  11. Welcome to our carnivorous plant speed contest! Four carnivorous genera qualified for our speed contest and they all give their best. Is Aldrovanda able to keep up even against the water resistance? How well does the famous Venus flytrap? Does the sundew that is usually regarded quite sedate have a chance at all in this competition? And what's the story with the southern bladderwort? Examined in detail with the help of time lapse as well as slow motion shots. English subtitles provided, enjoy! Special thanks go to Dr. Simon Poppinga and his team of the Plant Biomechanics Group of the University Freiburg as well as to Dr. Jan Schlauer for his kind support.
  12. Sarracenia leucophylla: Attention Bee Trap (English subtitles) With its shiningly white patterned leaves Sarracenia leucophylla is certainly one of the most distinctive pitcher plants. We observed the impact of this large carnivore's attractivity to insects in the surroundings quite coincidentally in summer 2019. Suddenly, a whole ant colony had vanished that we observed for weeks in the frame of experiments with Venus flytraps. Looking for the reason, we did not only find the missing ants. Thereby, we unfortunately also found many dead honey bees. We kept an eye on this during the season, which confirmed that the white patterned leaves of Sarracenia leucophylla capture predominantly honey bees - at least with us. With several plants some hundreds of them may be captured during a season, about what no beekeepers around will be happy. Therefore, we decided to close the pitchers with cotton-wool plugs which does no harm except of the prey loss. Instead of bees they get now a little fertilizer, which also works. However, at the natural environment also Sarracenia leucophylla has its enemies like the moth Exyra, which skillfull and savely uses the pitcher traps for its own peculiar purposes ...

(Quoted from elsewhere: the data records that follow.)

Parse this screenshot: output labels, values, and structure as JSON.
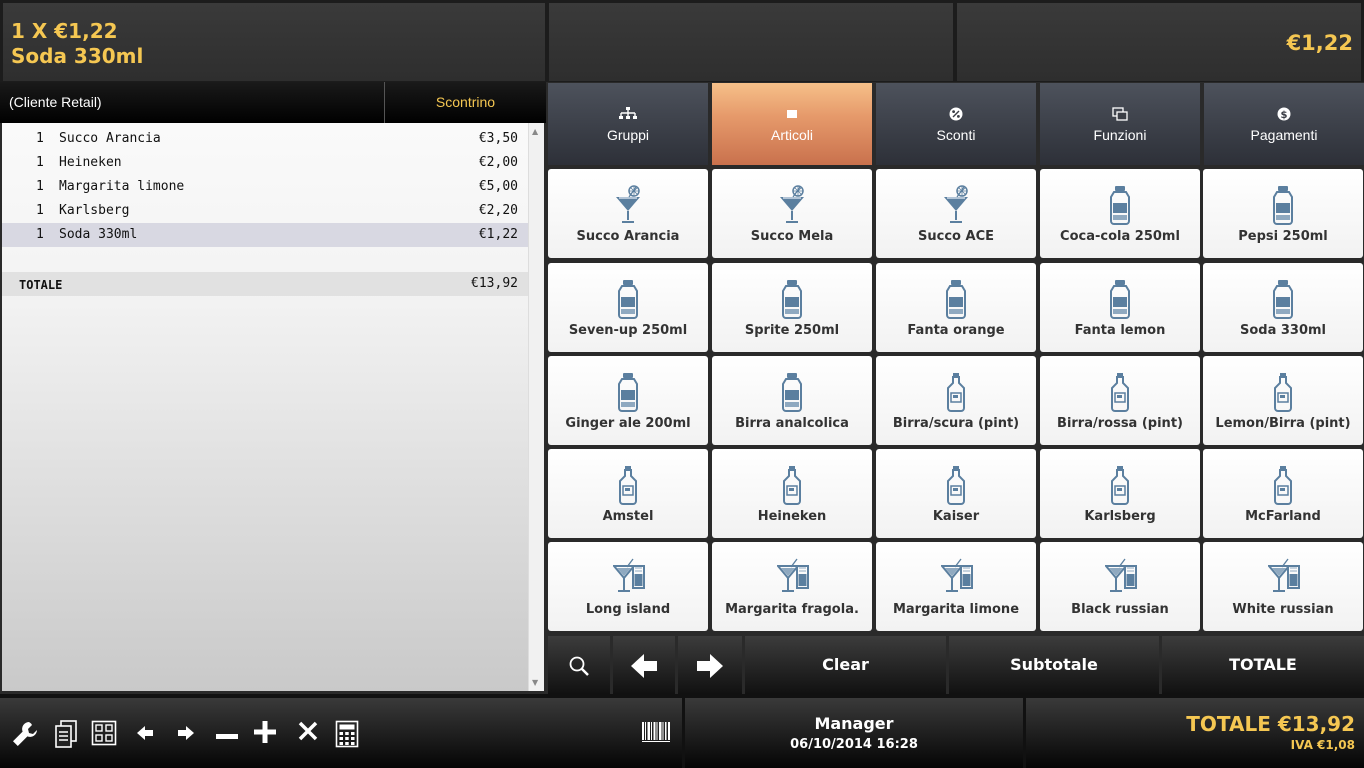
{
  "display": {
    "line1": "1 X €1,22",
    "line2": "Soda 330ml",
    "amount": "€1,22"
  },
  "receipt": {
    "client": "(Cliente Retail)",
    "tab": "Scontrino",
    "rows": [
      {
        "qty": "1",
        "name": "Succo Arancia",
        "price": "€3,50"
      },
      {
        "qty": "1",
        "name": "Heineken",
        "price": "€2,00"
      },
      {
        "qty": "1",
        "name": "Margarita limone",
        "price": "€5,00"
      },
      {
        "qty": "1",
        "name": "Karlsberg",
        "price": "€2,20"
      },
      {
        "qty": "1",
        "name": "Soda 330ml",
        "price": "€1,22",
        "selected": true
      }
    ],
    "total_label": "TOTALE",
    "total_value": "€13,92"
  },
  "tabs": [
    {
      "label": "Gruppi",
      "icon": "hierarchy-icon",
      "active": false
    },
    {
      "label": "Articoli",
      "icon": "square-icon",
      "active": true
    },
    {
      "label": "Sconti",
      "icon": "percent-icon",
      "active": false
    },
    {
      "label": "Funzioni",
      "icon": "windows-icon",
      "active": false
    },
    {
      "label": "Pagamenti",
      "icon": "dollar-icon",
      "active": false
    }
  ],
  "products": [
    {
      "name": "Succo Arancia",
      "icon": "cocktail-glass-icon"
    },
    {
      "name": "Succo Mela",
      "icon": "cocktail-glass-icon"
    },
    {
      "name": "Succo ACE",
      "icon": "cocktail-glass-icon"
    },
    {
      "name": "Coca-cola 250ml",
      "icon": "bottle-icon"
    },
    {
      "name": "Pepsi 250ml",
      "icon": "bottle-icon"
    },
    {
      "name": "Seven-up 250ml",
      "icon": "bottle-icon"
    },
    {
      "name": "Sprite 250ml",
      "icon": "bottle-icon"
    },
    {
      "name": "Fanta orange",
      "icon": "bottle-icon"
    },
    {
      "name": "Fanta lemon",
      "icon": "bottle-icon"
    },
    {
      "name": "Soda 330ml",
      "icon": "bottle-icon"
    },
    {
      "name": "Ginger ale 200ml",
      "icon": "bottle-icon"
    },
    {
      "name": "Birra analcolica",
      "icon": "bottle-icon"
    },
    {
      "name": "Birra/scura (pint)",
      "icon": "beer-bottle-icon"
    },
    {
      "name": "Birra/rossa (pint)",
      "icon": "beer-bottle-icon"
    },
    {
      "name": "Lemon/Birra (pint)",
      "icon": "beer-bottle-icon"
    },
    {
      "name": "Amstel",
      "icon": "beer-bottle-icon"
    },
    {
      "name": "Heineken",
      "icon": "beer-bottle-icon"
    },
    {
      "name": "Kaiser",
      "icon": "beer-bottle-icon"
    },
    {
      "name": "Karlsberg",
      "icon": "beer-bottle-icon"
    },
    {
      "name": "McFarland",
      "icon": "beer-bottle-icon"
    },
    {
      "name": "Long island",
      "icon": "martini-icon"
    },
    {
      "name": "Margarita fragola.",
      "icon": "martini-icon"
    },
    {
      "name": "Margarita limone",
      "icon": "martini-icon"
    },
    {
      "name": "Black russian",
      "icon": "martini-icon"
    },
    {
      "name": "White russian",
      "icon": "martini-icon"
    }
  ],
  "actions": {
    "search_icon": "search-icon",
    "prev_icon": "arrow-left-icon",
    "next_icon": "arrow-right-icon",
    "clear": "Clear",
    "subtotal": "Subtotale",
    "total": "TOTALE"
  },
  "toolbar": {
    "icons": [
      "wrench-icon",
      "documents-icon",
      "grid-icon",
      "arrow-left-icon",
      "arrow-right-icon",
      "minus-icon",
      "plus-icon",
      "close-icon",
      "calculator-icon",
      "barcode-icon"
    ]
  },
  "status": {
    "user": "Manager",
    "datetime": "06/10/2014 16:28",
    "total": "TOTALE €13,92",
    "iva": "IVA €1,08"
  },
  "colors": {
    "accent": "#f5c752",
    "active_tab": "#e69a6b",
    "icon_blue": "#5b7f9f"
  }
}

  13. In literature, Byblis is usually described as a passive flypaper. But new examinations (2018/19) show that the genus possess active moving capture hairs. A highlight for CP-enthusiasts! In 2018, first videos by Dr. Gregory Allan (GB) on Facebook showed an active motion of Byblis trichomes. However, the topic literature describes the carnivorous genus as immobile. To review that behavior, we made own time lapse shots with a microscope that turned out to be surprisingly even for ourselves. They confirm clearly that the unicellular trichome stalks show an active motion down to the leaf surface after being touched by prey. Therefore, we looked up again the work of some CP pioneers like Charles Darwin (1875) or C.A. Fenner (1904), and included their findings and assumptions on Byblis complemented with excerpts from Dr. Gregory Allan's first shots (with his kind permission). In addition, we examined the related Lindernia cleistandra (all Lamiales) that likewise occurs in tropical Australia and that is like Byblis densly covered with glandular trichomes. However, its state regarding carnivory is yet unclear. We complemented the time lapse shots with an enzyme test, which we used even in 2010 to detect digestive enzymes in Byblis filifolia. Well, just view this film and you will know more about these interesting plants. We would like to express our thanks to Dr. Gregory Allan, Dr. Jan Schlauer as well as Holger und Anja Hennern for their kind support during the making of this film. Enjoy: